The Three Arches Hotel: http://www.ymca3arches.com/

The YMCA’s Three Arches Hotel includes standard rooms as well as suites. Hotel amenities include a sports center, sauna, and conference center.

YMCA Restaurant: open daily from midday-10pm

Street Address: King David 26, Jerusalem, 91002

 

7. Memorial Hall, Har Herzl—Jerusalem

Credit: Amit Geron

Kimmel Eshkolot Architects designed the memorial to Israel’s fallen soldiers at the country’s national cemetery in Jerusalem. The memorial includes over 23,000 bricks, each of which is engraved with the name of a fallen soldier and the date of their death. This “wall of names” spirals around the memorial’s central commemoration hall. Natural light passes into the roofless space and is filtered though the bricks, so that no artificial light is needed in during the day.

Website: http://www.mod.gov.il/Memorial_Legacy/Pages/National_hall_of_remembrance.aspx

Visitor Information:
Hours: Sunday-Thursday: 9am-6pm
Friday: 9am-12pm

Tours are offered free of charge, but must be organized in advance. A full 1.5-hour version is offered, as well as a shorted 45-minute version.

Street Address: Mount Herzl, POB 16590, Jerusalem 9116402

 

8. Pagoda House—Tel Aviv-Yafo

Tucked away in the King Albert Square in Tel Aviv’s Lev Ha’ir district, the massive eclectic-style Pagoda House was designed in 1924 by Alexander Levy. It is currently owned by a Swedish magnate Robert Weil, who is now renovating the structure, which combines oriental and western motifs. The Pagoda House was notably the first private residence Tel Aviv to have an elevator.

Visitor Information: Visitation is free.

Street Address: Ge’ula St 40

 

9. Tel Aviv Museum of Art—Tel Aviv-Yafo

The Tel Aviv Museum of Art was established in 1932 in the home of Tel Aviv’s first mayor, Meir Dizengoff. In 1971, the museum moved to its current location on King Saul Avenue. The permanent collection includes leading artists from the first half of the 20th century, including Pablo Picasso, Jacques Lipchitz, Chaim Soutine, Albert Gleizes, Jean Metzinger, and Joan Miró. In 1989, Roy Lichtenstein created a giant two-panel mural especially for the museum, which now hangs in the entrance foyer.

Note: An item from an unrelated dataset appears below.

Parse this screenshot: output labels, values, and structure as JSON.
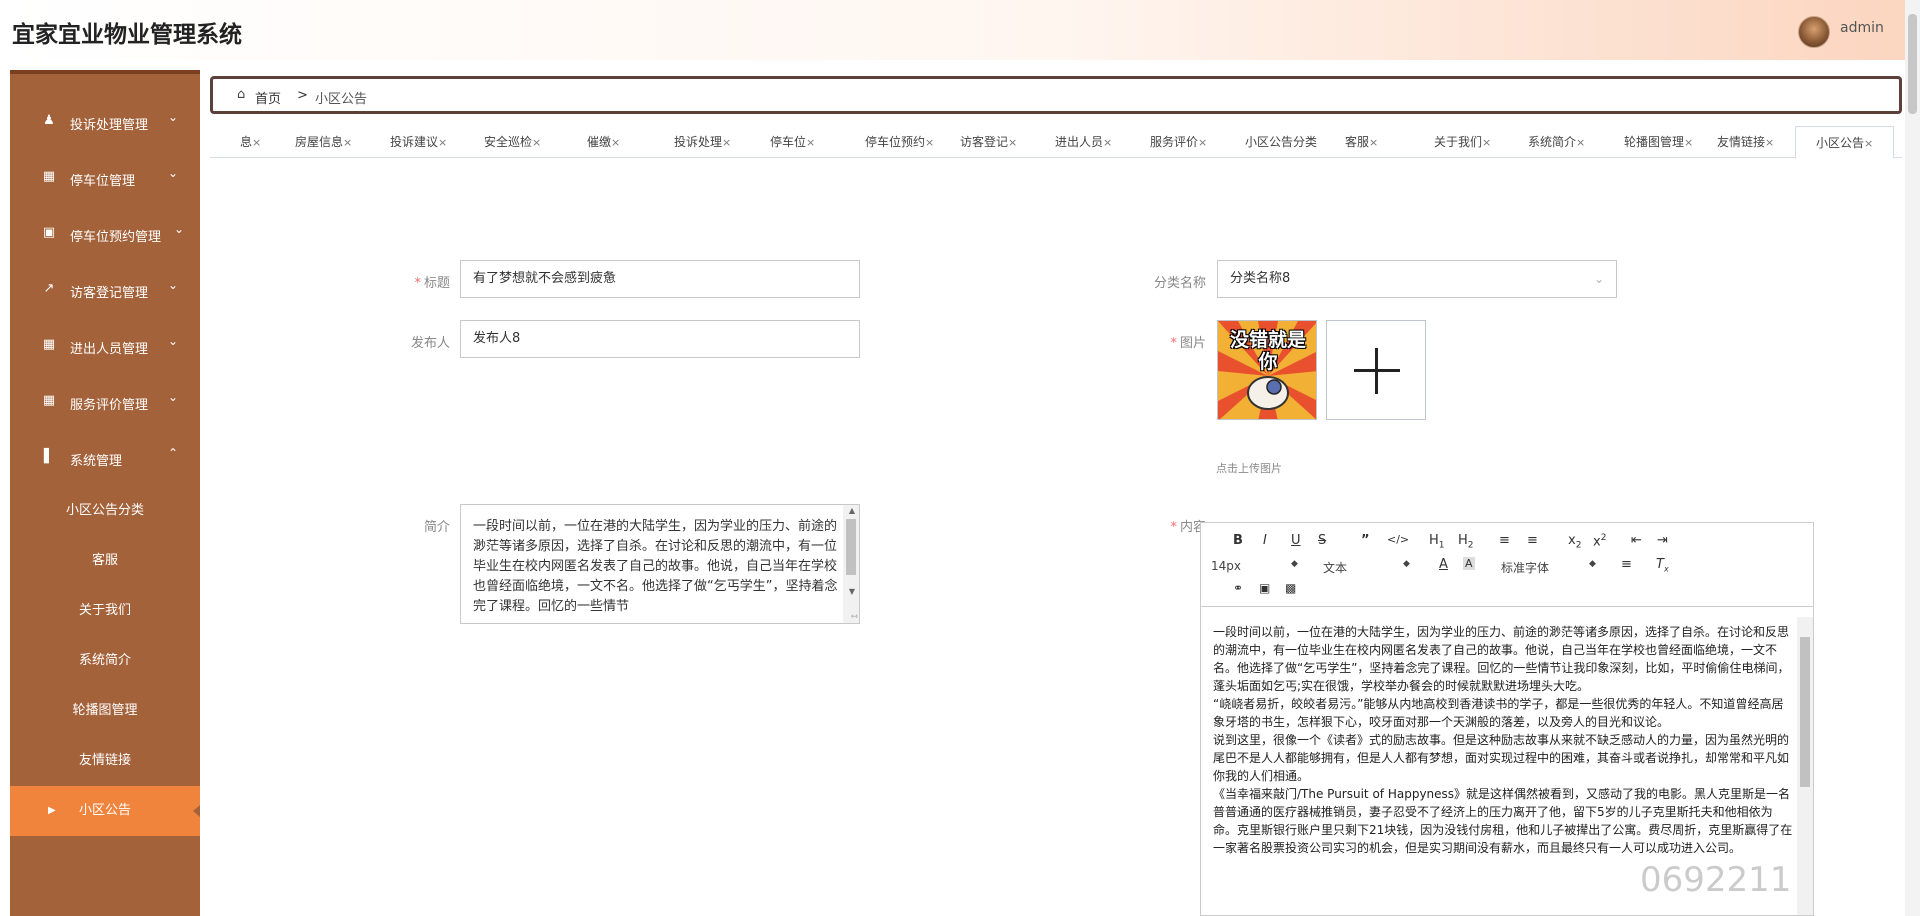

The new wing of the Tel Aviv Museum of Art was opened in 2011. Israel’s diverse cultures inspired architect Preston Scott Cohen’s design, which utilizes overlapping axes to create a fascinating geometric shape. The museum’s interior architecture ensures natural light always enters the building, which creates optimal conditions for appreciating the art within.

Website: http://www.tamuseum.org.il/default.aspx

Visitor Information:
Hours: Monday, Wednesday, Saturday: 10:00am-6:00pm
Tuesday, Thursday: 10:00am-9:00pm
Friday: 10:00am-2:00pm

Ticket Information: Adult: 50 NIS; Tel Aviv resident: 40 NIS; Student: 40 NIS; Senior: 25 NIS; Enlisted soldier: 25 NIS; Child under 18: Free; Enlisted soldier in uniform: Free

Street Address: 27 Shaul Hamelech Blvd

 

9. Wohl Center—Ramat Gan

The Wohl Center, which was completed in 2005, is a convention center in the main campus of Bar-Ilan University. Internationally renowned architect Daniel Libeskind and the local architecture firm Heder Partnership collaborated to design the building. In 2006, the Wohl Centre won a RIBA International Award for its architecture. The center’s angular design is inspired by the shape of an open book, and Hebrew letters influenced the shapes of the windows, which cut across the gold-colored aluminum exterior.

Website: https://wohl-center.com/

Visitor Information: The conference rooms in the center are available for private events.

Street Address: Bar Ilan University, Ramat Gan